MATERIAL PROVIDED START

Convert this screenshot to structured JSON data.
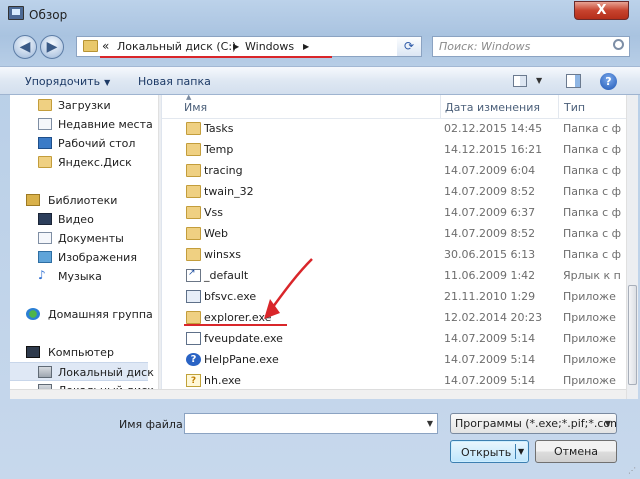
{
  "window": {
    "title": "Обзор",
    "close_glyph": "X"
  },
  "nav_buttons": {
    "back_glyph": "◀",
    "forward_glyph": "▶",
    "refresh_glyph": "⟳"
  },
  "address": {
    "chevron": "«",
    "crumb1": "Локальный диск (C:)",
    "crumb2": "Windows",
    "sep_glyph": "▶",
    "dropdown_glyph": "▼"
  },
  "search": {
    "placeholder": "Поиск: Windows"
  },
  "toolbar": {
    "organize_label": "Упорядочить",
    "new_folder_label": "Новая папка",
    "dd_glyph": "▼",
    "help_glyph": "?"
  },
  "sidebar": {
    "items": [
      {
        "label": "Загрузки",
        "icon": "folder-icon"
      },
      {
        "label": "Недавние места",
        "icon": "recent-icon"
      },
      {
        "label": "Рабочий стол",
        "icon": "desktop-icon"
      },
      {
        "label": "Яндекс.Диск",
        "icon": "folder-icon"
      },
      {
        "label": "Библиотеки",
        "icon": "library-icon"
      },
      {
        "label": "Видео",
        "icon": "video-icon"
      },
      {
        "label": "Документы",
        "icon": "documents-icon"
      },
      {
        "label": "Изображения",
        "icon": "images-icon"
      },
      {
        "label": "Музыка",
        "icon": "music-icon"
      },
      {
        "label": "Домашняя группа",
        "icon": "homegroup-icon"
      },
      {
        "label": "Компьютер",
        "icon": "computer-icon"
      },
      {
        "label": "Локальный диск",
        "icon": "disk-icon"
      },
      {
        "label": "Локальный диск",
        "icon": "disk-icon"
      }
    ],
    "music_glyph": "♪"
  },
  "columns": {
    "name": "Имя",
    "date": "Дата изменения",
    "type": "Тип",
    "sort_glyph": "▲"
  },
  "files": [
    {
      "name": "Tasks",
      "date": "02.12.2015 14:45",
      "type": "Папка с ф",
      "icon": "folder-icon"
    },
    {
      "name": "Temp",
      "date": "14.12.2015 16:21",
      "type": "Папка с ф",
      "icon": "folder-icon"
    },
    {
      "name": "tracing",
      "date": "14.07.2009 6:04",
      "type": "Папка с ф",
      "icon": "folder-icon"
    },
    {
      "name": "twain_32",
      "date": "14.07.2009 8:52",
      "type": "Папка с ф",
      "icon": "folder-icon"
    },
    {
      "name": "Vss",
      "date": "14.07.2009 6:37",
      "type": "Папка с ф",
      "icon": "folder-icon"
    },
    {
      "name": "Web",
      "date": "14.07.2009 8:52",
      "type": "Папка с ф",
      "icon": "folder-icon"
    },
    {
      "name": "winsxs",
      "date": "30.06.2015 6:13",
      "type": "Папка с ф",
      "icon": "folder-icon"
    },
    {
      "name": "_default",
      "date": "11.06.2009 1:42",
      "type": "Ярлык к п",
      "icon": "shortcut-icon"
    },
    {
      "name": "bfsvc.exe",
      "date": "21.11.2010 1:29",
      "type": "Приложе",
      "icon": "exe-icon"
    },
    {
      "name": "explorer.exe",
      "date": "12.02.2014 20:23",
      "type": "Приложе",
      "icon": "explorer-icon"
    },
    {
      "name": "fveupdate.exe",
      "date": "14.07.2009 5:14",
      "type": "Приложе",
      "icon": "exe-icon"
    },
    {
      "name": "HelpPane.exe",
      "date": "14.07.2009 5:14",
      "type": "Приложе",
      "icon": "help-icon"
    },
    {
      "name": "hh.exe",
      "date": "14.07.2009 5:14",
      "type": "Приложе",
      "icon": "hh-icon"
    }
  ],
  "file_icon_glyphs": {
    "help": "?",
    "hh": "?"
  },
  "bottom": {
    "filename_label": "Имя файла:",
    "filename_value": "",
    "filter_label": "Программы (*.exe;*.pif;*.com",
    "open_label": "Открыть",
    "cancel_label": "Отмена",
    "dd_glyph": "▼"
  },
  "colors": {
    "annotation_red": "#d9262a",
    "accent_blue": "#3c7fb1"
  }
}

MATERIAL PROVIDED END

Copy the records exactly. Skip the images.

Convert this screenshot to structured JSON data.
{
  "window": {
    "title": "Обзор",
    "close_glyph": "X"
  },
  "nav_buttons": {
    "back_glyph": "◀",
    "forward_glyph": "▶",
    "refresh_glyph": "⟳"
  },
  "address": {
    "chevron": "«",
    "crumb1": "Локальный диск (C:)",
    "crumb2": "Windows",
    "sep_glyph": "▶",
    "dropdown_glyph": "▼"
  },
  "search": {
    "placeholder": "Поиск: Windows"
  },
  "toolbar": {
    "organize_label": "Упорядочить",
    "new_folder_label": "Новая папка",
    "dd_glyph": "▼",
    "help_glyph": "?"
  },
  "sidebar": {
    "items": [
      {
        "label": "Загрузки",
        "icon": "folder-icon"
      },
      {
        "label": "Недавние места",
        "icon": "recent-icon"
      },
      {
        "label": "Рабочий стол",
        "icon": "desktop-icon"
      },
      {
        "label": "Яндекс.Диск",
        "icon": "folder-icon"
      },
      {
        "label": "Библиотеки",
        "icon": "library-icon"
      },
      {
        "label": "Видео",
        "icon": "video-icon"
      },
      {
        "label": "Документы",
        "icon": "documents-icon"
      },
      {
        "label": "Изображения",
        "icon": "images-icon"
      },
      {
        "label": "Музыка",
        "icon": "music-icon"
      },
      {
        "label": "Домашняя группа",
        "icon": "homegroup-icon"
      },
      {
        "label": "Компьютер",
        "icon": "computer-icon"
      },
      {
        "label": "Локальный диск",
        "icon": "disk-icon"
      },
      {
        "label": "Локальный диск",
        "icon": "disk-icon"
      }
    ],
    "music_glyph": "♪"
  },
  "columns": {
    "name": "Имя",
    "date": "Дата изменения",
    "type": "Тип",
    "sort_glyph": "▲"
  },
  "files": [
    {
      "name": "Tasks",
      "date": "02.12.2015 14:45",
      "type": "Папка с ф",
      "icon": "folder-icon"
    },
    {
      "name": "Temp",
      "date": "14.12.2015 16:21",
      "type": "Папка с ф",
      "icon": "folder-icon"
    },
    {
      "name": "tracing",
      "date": "14.07.2009 6:04",
      "type": "Папка с ф",
      "icon": "folder-icon"
    },
    {
      "name": "twain_32",
      "date": "14.07.2009 8:52",
      "type": "Папка с ф",
      "icon": "folder-icon"
    },
    {
      "name": "Vss",
      "date": "14.07.2009 6:37",
      "type": "Папка с ф",
      "icon": "folder-icon"
    },
    {
      "name": "Web",
      "date": "14.07.2009 8:52",
      "type": "Папка с ф",
      "icon": "folder-icon"
    },
    {
      "name": "winsxs",
      "date": "30.06.2015 6:13",
      "type": "Папка с ф",
      "icon": "folder-icon"
    },
    {
      "name": "_default",
      "date": "11.06.2009 1:42",
      "type": "Ярлык к п",
      "icon": "shortcut-icon"
    },
    {
      "name": "bfsvc.exe",
      "date": "21.11.2010 1:29",
      "type": "Приложе",
      "icon": "exe-icon"
    },
    {
      "name": "explorer.exe",
      "date": "12.02.2014 20:23",
      "type": "Приложе",
      "icon": "explorer-icon"
    },
    {
      "name": "fveupdate.exe",
      "date": "14.07.2009 5:14",
      "type": "Приложе",
      "icon": "exe-icon"
    },
    {
      "name": "HelpPane.exe",
      "date": "14.07.2009 5:14",
      "type": "Приложе",
      "icon": "help-icon"
    },
    {
      "name": "hh.exe",
      "date": "14.07.2009 5:14",
      "type": "Приложе",
      "icon": "hh-icon"
    }
  ],
  "file_icon_glyphs": {
    "help": "?",
    "hh": "?"
  },
  "bottom": {
    "filename_label": "Имя файла:",
    "filename_value": "",
    "filter_label": "Программы (*.exe;*.pif;*.com",
    "open_label": "Открыть",
    "cancel_label": "Отмена",
    "dd_glyph": "▼"
  },
  "colors": {
    "annotation_red": "#d9262a",
    "accent_blue": "#3c7fb1"
  }
}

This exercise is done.